- To remove oil and animal fat used to counteract salination of areas where water had leaked through.
- To remove crystalline accretions of salt that had whitened areas where water had leaked through.
- To conserve surfaces that were in danger of further deterioration because of bubbling, and flaking.
- To restore sympathetically those areas where deterioration of one sort or another had obliterated details and caused loss of integrity to the whole, for example, filling a bad crack and painting the plaster in a colour matching the original.
- To maintain in small defined areas a physical historical record of the previous restorations that had taken place.
The Sistine Ceiling before restorationThere were big cracks in many places too, and water stains on the ceiling. A white crust of salt had formed here and there.
Why didn’t somebody do something?
They had, at least half a dozen times. Already in Michelangelo’s time they painted over the salt crust, which was unremovable, with linseed oil to make it transparent.
A hundred years later a gilder rubbed all the frescoes with linen cloths and bread.
In 1713 somebody used wine to dissolve the grime. Another time someone else thought they could brighten up the colors with a coat of varnish.
But the frescoes kept getting darker and darker. The candle flames sent up wax and soot with each Mass and the open windows let in the black clouds of exhaust from the cars of Rome. The daily crowds of tourists brought great sudden changes of temperature and moisture too, which added to the general deterioration.
In 1981 the Vatican decided to save the frescoes. They announced a long-term restoration project. First the ceiling and then the front wall: Michelangelo’s Last Judgment fresco.
How were the latest bunch of experts going to proceed? Which method were they going to use this time? Bread? Linseed oil? Varnish? Some dissolvent? How DO you clean a dirty picture? What if when you clean it the colors come away with the soot?
To some they seemed just a little too bright. “Could an artist of such supreme taste have been content with those garish colors? they asked.
“And don’t the figures look flat now? If there’s one thing Michelangelo put into his paintings it was relief.”
The great Jonah before and after the cleaning.
They noticed that certain features, certain details of the old darkened version which they had admired, had disappeared. Some of Michelangelo’s shadows were gone and some of the “new” ones looked odd. For example, they were red. Who ever heard of a red shadow?
Daniel before and after the cleaning
It looked like maybe the restorers had removed some darkness that WAS NOT grime but a wash of charcoal Michelangelo himself had applied to give the figure relief. The proof came from the missing black eyes of two or three of the figures. Michelangelo had evidently painted the eyes ON TOP OF the plaster. Now they were gone and the figures looked blind!
A young woman in the Jesse spandrel before and after
Oops! Demasiado blanqueador. Please denle UNDO. Que no hay UNDO, pues asi se quedo...
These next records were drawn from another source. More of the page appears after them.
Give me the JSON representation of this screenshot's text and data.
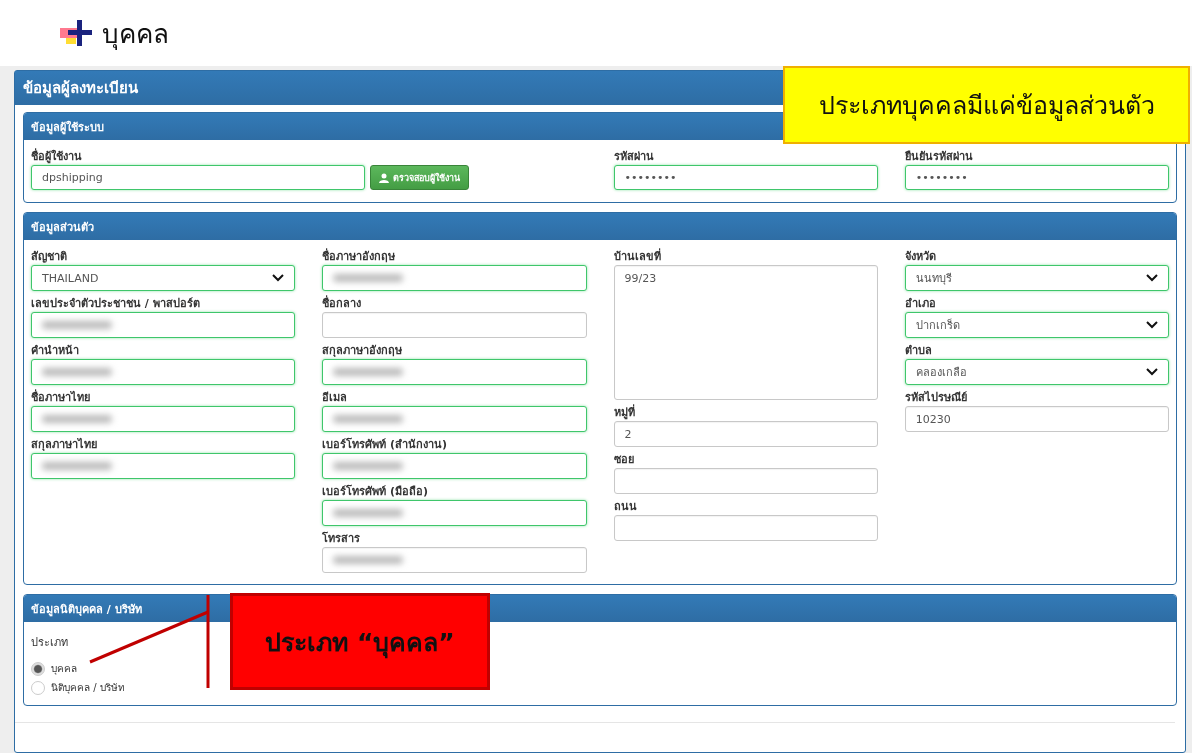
{
  "page_title": "บุคคล",
  "form": {
    "title": "ข้อมูลผู้ลงทะเบียน",
    "account": {
      "title": "ข้อมูลผู้ใช้ระบบ",
      "username": {
        "label": "ชื่อผู้ใช้งาน",
        "value": "dpshipping",
        "valid": true
      },
      "check_button": "ตรวจสอบผู้ใช้งาน",
      "password": {
        "label": "รหัสผ่าน",
        "value": "••••••••",
        "valid": true
      },
      "confirm_password": {
        "label": "ยืนยันรหัสผ่าน",
        "value": "••••••••",
        "valid": true
      }
    },
    "personal": {
      "title": "ข้อมูลส่วนตัว",
      "columns": [
        [
          {
            "kind": "select",
            "label": "สัญชาติ",
            "value": "THAILAND",
            "valid": true
          },
          {
            "kind": "text",
            "label": "เลขประจำตัวประชาชน / พาสปอร์ต",
            "valid": true,
            "blurred": true
          },
          {
            "kind": "text",
            "label": "คำนำหน้า",
            "valid": true,
            "blurred": true
          },
          {
            "kind": "text",
            "label": "ชื่อภาษาไทย",
            "valid": true,
            "blurred": true
          },
          {
            "kind": "text",
            "label": "สกุลภาษาไทย",
            "valid": true,
            "blurred": true
          }
        ],
        [
          {
            "kind": "text",
            "label": "ชื่อภาษาอังกฤษ",
            "valid": true,
            "blurred": true
          },
          {
            "kind": "text",
            "label": "ชื่อกลาง",
            "valid": false
          },
          {
            "kind": "text",
            "label": "สกุลภาษาอังกฤษ",
            "valid": true,
            "blurred": true
          },
          {
            "kind": "text",
            "label": "อีเมล",
            "valid": true,
            "blurred": true
          },
          {
            "kind": "text",
            "label": "เบอร์โทรศัพท์ (สำนักงาน)",
            "valid": true,
            "blurred": true
          },
          {
            "kind": "text",
            "label": "เบอร์โทรศัพท์ (มือถือ)",
            "valid": true,
            "blurred": true
          },
          {
            "kind": "text",
            "label": "โทรสาร",
            "valid": false,
            "blurred": true
          }
        ],
        [
          {
            "kind": "textarea",
            "label": "บ้านเลขที่",
            "value": "99/23",
            "valid": false
          },
          {
            "kind": "text",
            "label": "หมู่ที่",
            "value": "2",
            "valid": false
          },
          {
            "kind": "text",
            "label": "ซอย",
            "valid": false
          },
          {
            "kind": "text",
            "label": "ถนน",
            "valid": false
          }
        ],
        [
          {
            "kind": "select",
            "label": "จังหวัด",
            "value": "นนทบุรี",
            "valid": true
          },
          {
            "kind": "select",
            "label": "อำเภอ",
            "value": "ปากเกร็ด",
            "valid": true
          },
          {
            "kind": "select",
            "label": "ตำบล",
            "value": "คลองเกลือ",
            "valid": true
          },
          {
            "kind": "text",
            "label": "รหัสไปรษณีย์",
            "value": "10230",
            "valid": false
          }
        ]
      ]
    },
    "juristic": {
      "title": "ข้อมูลนิติบุคคล / บริษัท",
      "type_label": "ประเภท",
      "options": [
        {
          "label": "บุคคล",
          "selected": true
        },
        {
          "label": "นิติบุคคล / บริษัท",
          "selected": false
        }
      ]
    }
  },
  "callouts": [
    {
      "kind": "note",
      "text": "ประเภทบุคคลมีแค่ข้อมูลส่วนตัว"
    },
    {
      "kind": "alert",
      "text": "ประเภท “บุคคล”"
    }
  ]
}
Most people are happy to see the frescoes so brand-new looking. The cleaning job has to be given very high points. It was done conscientiously and by experts. Was it wrong to trust them? The worst is that there is no going back. What they did cannot be undone, which violates a simple norm of modern art restoration.
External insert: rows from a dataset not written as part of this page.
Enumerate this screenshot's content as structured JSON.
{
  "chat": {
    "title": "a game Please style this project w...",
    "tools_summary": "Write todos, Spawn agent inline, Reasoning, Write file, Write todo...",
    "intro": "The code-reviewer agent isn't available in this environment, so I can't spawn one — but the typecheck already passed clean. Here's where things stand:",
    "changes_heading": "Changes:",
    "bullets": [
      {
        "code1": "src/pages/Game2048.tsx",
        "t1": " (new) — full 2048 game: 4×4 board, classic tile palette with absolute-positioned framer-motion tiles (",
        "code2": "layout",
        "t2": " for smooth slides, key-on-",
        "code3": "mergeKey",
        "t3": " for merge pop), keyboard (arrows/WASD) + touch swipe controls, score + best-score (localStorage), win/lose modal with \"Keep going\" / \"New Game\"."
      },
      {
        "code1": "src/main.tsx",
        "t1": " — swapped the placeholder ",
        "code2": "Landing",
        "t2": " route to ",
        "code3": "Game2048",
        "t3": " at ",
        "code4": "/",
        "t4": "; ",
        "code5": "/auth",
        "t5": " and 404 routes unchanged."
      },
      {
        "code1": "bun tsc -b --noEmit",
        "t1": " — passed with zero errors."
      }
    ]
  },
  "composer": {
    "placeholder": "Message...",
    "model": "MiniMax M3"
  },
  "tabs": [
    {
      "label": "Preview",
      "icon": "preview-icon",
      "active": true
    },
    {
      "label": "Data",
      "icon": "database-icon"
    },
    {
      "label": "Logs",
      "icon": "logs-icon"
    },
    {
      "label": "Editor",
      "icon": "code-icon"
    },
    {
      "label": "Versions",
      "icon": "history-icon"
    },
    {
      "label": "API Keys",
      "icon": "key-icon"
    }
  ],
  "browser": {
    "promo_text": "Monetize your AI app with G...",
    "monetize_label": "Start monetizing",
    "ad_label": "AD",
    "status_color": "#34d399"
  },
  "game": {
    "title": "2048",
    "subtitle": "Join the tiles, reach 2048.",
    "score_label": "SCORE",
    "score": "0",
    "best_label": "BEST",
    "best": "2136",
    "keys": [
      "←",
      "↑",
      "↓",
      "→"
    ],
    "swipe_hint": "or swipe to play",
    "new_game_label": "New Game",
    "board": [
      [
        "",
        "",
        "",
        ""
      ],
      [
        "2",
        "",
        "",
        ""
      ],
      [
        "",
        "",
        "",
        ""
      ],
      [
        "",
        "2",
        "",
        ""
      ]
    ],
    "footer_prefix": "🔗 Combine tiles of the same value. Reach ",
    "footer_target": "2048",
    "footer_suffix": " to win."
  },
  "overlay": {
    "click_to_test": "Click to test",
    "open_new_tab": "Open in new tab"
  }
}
Maybe if Michelangelo turned over in his grave when he heard about it, now, after reflection, he would admit that, all in all, the ceiling is closer to the way he left it. The world still honors him like no other artist.
Les dejo este excelente tratado de la restauracion de obras arrancadas de las paredes y montadas en nuevas cupulas. Da una idea de la magnitud de la obra que implica restaurar un fresco.
As a general conclusion it can be underlined that the reconstruction,
restoration and conservation of icons and frescoes cannot follow any algorithmic
steps. It requires creativity, and a professionally qualified degree of
improvisation is to be expected. Also in some cases team work is essential. The
modern technologies, some of them very high, can only help and enhance the
work of specialists; they cannot replace them in any way.
Bueno aqui un tour virtual:
Sigue impresionando igual, con o sin relieve. Seguiremos informando segun me libre de mis tareas diarias...